From the few time we heard about competitors trying to deal with our machines alone they wound up replacing the electronics with their own in order to finish the job. Major bucks to do this.

Part of the steps we took was based on our own experience with trying to deal with competition's machine and software. We took that experience and learned how to tweak our setup. Of course we have limits in that we are not going sacrifice reliability or maintenance just for the purpose of defeating reverse engineering.

For your case, you will have to ask yourself what part of your software would be of interest to your competitors and proceed from there. If you are a vertical market developer (machine control, specialized accounting, etc) I suggest using a USB dongle for software control.

Otherwise use a serial number system and accept that people are going to pirate your software and build that into your business model. The purpose of a serial number scheme is that is relatively unintrusive, and hinders causal copying plus give you a remote chance of tracking down where the copy came from.

share|improve this answer

The problem there is you will be sacrificing readability to do it. If your project is that sacred to protect, I believe it is safe to assume two things:

  1. The project is large enough that the hit in readability will come back to bite you in the ass.
  2. The people who want to reverse-engineer it will do so anyway. It will just take a slightly larger feat of intelligence to determine what things do (instead of just reading the member names).
share|improve this answer
    
3. Since we use propitiatory techniques and algorithms, it becomes pretty much impossible to figure out and the decompilers just abandon it. –  Jarvis Jan 5 '09 at 15:32
    
"propitiatory" seems to have been obfuscated by the SO comment compiler. Do you mean "proprietary"? –  ChrisA Jan 5 '09 at 15:42
    
I think "impossible to figure out" is a very relative term. Everyone always has access to some kind of assembly code. All I'm saying is that if what you're trying to protect is worth all the trouble to obfuscate it, it'll be worth all the same trouble to disassemble on the other end. –  lc. Jan 5 '09 at 15:45
    
that depends on the effort required to decompile. If I have to spend a year with very skilled developers turning asm back into C++, I won;t bother. If I can drop a dll into an app and it happens in half an hour - I will. –  gbjbaanb Jan 5 '09 at 15:56

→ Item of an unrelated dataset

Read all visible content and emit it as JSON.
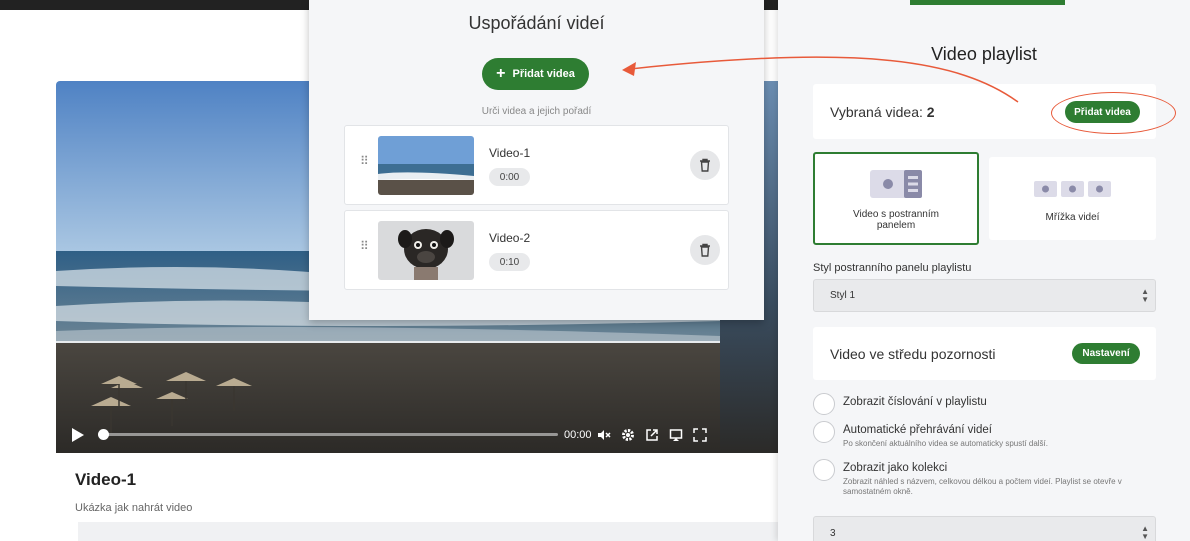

I am alarmed that you're even considering code level obfuscation. Won't you be obfuscating the code for yourself too? How do you intend to ever work on it again? For the sake of maintainability this shouldn't be done.

But consider this: -

Suppose there was a script/app that you can run that would open your project and cleverly obfuscate every string/variable name in your project and you compiled it afterward while your original code is securely untouched in a separate location.

Now that's some idea.

share|improve this answer
    
I've worked on source code that was processed like this in the past, where source was delivered because it ran on a BASIC interpreter (yes many yers ago). At least, I think it was automatically obfuscated. –  Andy Dent Feb 2 '09 at 5:46
    
I Think this is Exactly what annakata meant to do... he didn't mean to destroy his own code, but add the obfuscation layer at the "Precompiler" level. –  Tomer W Jun 26 '12 at 14:07

Actually code level obfuscation is less secure than what the obfuscators out there can do. This is primarily because obfuscators can take advantage of strict CLI implementation details that are not permitted by language compilers. For instance, it is entirely legal for private fields to all have the same name - but there isn't a compiler out there that will let you do that.

share|improve this answer
    
    
Yep - that's no better than what any cheap obfuscator can do. And you can't do things like zero-width names like our tool DeployLX CodeVeil can do. –  Paul Alexander Sep 5 '12 at 22:05

you can use a technique like this : http://g.palem.in/SecureAssembly.html using this you write in .net but you embed into a c++ executable your .net executable ,

share|improve this answer

Your Answer

 
discard

By posting your answer, you agree to the privacy policy and terms of service.

Not the answer you're looking for? Browse other questions tagged or ask your own question.